> The data:
▬▬▬▬▬▬

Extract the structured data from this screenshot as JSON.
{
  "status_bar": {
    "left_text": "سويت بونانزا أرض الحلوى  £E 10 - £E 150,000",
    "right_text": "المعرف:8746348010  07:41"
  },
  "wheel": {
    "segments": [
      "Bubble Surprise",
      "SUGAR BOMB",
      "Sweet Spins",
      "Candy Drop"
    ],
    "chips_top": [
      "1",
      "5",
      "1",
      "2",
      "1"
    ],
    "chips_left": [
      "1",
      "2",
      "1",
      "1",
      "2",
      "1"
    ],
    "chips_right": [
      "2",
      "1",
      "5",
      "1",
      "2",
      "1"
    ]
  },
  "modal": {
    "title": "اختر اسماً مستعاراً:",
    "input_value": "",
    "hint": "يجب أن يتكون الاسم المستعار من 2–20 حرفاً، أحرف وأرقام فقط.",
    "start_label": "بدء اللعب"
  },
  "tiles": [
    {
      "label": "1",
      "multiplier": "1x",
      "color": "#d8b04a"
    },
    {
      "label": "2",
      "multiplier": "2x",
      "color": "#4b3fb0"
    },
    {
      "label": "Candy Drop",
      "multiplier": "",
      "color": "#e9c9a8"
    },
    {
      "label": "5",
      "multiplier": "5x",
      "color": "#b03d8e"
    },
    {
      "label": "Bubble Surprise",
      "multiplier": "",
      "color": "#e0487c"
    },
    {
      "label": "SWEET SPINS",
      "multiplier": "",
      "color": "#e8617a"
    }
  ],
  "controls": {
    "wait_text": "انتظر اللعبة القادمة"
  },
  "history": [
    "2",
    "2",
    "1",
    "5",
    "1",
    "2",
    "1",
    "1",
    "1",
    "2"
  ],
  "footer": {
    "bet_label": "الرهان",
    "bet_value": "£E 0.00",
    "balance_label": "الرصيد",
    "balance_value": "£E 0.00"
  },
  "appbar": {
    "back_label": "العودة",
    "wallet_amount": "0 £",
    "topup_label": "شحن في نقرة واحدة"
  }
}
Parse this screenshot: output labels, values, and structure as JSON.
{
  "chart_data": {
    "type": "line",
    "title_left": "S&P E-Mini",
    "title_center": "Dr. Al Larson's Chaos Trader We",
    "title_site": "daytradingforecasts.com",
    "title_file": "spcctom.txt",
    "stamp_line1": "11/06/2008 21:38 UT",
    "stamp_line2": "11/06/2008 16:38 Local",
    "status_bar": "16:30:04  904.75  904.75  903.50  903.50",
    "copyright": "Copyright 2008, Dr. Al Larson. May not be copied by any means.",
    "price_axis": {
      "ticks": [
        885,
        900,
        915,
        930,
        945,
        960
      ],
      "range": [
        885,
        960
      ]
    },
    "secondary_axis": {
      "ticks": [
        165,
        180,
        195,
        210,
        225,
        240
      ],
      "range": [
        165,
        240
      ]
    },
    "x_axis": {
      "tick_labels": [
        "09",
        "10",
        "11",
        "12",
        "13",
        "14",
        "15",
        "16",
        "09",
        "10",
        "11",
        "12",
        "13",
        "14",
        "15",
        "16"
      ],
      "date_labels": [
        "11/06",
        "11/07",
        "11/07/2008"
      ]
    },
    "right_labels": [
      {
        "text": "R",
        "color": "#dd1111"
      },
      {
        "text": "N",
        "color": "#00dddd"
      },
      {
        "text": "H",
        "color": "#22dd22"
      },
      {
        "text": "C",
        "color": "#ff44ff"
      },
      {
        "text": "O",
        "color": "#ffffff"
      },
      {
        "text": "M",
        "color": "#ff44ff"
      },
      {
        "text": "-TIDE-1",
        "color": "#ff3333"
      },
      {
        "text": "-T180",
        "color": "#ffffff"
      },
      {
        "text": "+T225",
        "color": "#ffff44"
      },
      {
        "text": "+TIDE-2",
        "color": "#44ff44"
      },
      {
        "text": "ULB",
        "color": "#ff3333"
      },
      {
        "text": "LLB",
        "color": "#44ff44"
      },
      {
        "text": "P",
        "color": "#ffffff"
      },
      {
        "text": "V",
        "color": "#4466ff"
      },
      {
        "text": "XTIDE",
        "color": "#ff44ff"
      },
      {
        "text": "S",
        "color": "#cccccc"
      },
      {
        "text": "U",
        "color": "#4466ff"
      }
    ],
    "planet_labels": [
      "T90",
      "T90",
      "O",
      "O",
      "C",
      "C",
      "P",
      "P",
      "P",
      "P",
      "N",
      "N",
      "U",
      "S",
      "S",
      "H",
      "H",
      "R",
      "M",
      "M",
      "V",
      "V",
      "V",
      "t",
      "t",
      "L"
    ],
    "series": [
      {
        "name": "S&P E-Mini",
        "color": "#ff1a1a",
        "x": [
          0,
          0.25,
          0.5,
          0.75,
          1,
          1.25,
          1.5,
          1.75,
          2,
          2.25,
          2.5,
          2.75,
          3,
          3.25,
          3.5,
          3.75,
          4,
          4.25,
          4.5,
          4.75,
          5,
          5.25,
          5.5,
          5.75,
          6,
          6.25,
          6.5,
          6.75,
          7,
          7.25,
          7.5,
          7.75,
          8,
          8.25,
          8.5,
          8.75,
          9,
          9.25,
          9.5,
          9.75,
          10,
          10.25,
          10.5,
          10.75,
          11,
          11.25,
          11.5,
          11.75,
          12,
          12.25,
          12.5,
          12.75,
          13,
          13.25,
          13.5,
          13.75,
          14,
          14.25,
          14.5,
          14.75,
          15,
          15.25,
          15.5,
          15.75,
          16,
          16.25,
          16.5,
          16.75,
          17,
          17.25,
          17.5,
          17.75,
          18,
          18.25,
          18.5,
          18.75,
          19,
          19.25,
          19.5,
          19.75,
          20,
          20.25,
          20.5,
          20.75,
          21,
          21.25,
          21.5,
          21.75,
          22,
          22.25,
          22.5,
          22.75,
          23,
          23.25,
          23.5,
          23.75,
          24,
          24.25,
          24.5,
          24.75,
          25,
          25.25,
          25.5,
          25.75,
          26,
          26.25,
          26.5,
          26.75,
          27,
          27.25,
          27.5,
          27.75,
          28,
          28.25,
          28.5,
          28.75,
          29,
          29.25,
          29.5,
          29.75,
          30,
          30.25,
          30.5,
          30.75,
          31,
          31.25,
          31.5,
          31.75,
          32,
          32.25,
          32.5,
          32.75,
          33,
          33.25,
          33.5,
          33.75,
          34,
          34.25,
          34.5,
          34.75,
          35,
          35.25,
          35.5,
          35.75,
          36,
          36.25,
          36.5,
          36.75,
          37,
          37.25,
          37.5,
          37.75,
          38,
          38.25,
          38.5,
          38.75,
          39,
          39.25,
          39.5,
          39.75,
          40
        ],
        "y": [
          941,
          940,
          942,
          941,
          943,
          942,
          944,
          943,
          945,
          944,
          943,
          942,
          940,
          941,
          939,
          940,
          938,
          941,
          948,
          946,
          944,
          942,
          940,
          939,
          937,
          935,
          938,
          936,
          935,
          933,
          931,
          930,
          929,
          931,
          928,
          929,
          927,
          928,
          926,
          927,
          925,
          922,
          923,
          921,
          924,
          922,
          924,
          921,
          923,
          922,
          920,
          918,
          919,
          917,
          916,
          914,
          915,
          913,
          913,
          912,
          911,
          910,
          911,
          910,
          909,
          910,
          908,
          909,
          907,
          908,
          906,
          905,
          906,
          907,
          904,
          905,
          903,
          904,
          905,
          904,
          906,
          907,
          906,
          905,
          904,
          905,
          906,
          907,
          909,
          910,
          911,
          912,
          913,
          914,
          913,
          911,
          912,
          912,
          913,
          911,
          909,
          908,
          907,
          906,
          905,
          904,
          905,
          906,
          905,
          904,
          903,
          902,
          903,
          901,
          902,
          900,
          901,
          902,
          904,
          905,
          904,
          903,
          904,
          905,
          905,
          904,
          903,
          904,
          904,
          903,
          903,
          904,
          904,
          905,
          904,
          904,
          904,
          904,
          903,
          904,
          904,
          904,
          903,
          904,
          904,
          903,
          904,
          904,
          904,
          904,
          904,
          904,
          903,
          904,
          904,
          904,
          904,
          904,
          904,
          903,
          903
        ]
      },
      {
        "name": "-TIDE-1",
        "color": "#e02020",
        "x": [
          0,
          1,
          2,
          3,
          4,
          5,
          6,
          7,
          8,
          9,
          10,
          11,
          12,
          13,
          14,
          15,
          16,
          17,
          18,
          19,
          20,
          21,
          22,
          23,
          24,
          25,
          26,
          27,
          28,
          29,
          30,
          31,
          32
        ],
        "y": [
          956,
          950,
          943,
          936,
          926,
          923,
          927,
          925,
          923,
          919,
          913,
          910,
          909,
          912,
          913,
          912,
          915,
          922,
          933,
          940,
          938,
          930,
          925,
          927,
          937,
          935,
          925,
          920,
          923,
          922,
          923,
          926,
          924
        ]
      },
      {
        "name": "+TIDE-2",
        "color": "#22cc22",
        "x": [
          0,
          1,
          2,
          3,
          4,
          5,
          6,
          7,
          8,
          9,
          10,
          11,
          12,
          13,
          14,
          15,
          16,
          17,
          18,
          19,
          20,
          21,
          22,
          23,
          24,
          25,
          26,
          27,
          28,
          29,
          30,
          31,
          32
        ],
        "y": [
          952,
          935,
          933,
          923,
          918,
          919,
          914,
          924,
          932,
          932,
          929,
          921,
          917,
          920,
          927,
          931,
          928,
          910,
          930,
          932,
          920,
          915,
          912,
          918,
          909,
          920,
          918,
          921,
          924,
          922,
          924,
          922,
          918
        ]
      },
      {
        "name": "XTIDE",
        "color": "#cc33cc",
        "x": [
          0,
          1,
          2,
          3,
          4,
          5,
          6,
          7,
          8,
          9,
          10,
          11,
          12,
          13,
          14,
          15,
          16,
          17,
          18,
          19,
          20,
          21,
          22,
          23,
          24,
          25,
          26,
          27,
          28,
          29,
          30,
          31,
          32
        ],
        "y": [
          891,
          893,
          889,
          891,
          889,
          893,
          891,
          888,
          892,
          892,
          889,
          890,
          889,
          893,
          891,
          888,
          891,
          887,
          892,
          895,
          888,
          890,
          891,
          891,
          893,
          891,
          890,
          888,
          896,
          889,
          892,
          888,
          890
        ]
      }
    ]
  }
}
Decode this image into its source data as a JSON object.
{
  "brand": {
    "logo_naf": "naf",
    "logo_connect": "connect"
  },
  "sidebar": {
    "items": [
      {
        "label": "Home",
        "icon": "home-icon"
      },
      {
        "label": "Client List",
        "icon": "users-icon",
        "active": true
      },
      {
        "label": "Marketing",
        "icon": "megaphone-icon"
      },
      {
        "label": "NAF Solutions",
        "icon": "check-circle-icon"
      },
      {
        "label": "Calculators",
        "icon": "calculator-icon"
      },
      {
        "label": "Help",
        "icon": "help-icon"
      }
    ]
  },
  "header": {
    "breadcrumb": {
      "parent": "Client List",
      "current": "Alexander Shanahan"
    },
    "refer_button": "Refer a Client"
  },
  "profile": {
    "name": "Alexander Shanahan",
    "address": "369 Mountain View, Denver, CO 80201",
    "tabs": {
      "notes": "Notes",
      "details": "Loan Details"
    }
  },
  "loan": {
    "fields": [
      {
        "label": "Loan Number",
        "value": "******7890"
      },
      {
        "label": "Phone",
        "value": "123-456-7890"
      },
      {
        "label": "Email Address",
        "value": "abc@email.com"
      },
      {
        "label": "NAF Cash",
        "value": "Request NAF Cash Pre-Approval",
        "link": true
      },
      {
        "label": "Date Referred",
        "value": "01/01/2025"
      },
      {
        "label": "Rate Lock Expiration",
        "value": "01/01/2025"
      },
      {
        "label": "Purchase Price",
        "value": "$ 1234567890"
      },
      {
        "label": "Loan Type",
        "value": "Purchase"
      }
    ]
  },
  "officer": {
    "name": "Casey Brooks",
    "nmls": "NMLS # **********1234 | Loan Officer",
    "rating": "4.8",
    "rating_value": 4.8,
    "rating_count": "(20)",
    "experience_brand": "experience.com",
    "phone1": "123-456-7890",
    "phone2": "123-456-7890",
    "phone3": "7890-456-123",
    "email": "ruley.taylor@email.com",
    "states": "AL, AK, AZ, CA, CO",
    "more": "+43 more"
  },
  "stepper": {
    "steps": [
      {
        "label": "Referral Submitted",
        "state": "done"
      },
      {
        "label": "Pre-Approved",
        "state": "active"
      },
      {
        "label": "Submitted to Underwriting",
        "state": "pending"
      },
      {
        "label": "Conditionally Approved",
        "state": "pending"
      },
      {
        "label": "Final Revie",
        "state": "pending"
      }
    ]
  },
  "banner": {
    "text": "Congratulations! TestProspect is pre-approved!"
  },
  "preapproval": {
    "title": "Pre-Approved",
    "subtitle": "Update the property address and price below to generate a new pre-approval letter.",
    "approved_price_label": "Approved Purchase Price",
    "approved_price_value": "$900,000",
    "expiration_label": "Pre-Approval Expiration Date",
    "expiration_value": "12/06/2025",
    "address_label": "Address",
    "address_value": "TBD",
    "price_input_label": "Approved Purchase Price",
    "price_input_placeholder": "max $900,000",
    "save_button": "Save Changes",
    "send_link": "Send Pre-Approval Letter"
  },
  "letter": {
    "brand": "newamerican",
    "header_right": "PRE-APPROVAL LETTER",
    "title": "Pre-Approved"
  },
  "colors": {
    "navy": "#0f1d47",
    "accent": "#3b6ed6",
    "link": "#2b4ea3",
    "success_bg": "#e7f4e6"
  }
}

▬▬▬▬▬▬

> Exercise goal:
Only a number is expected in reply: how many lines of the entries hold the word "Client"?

> Solution for this problem:
3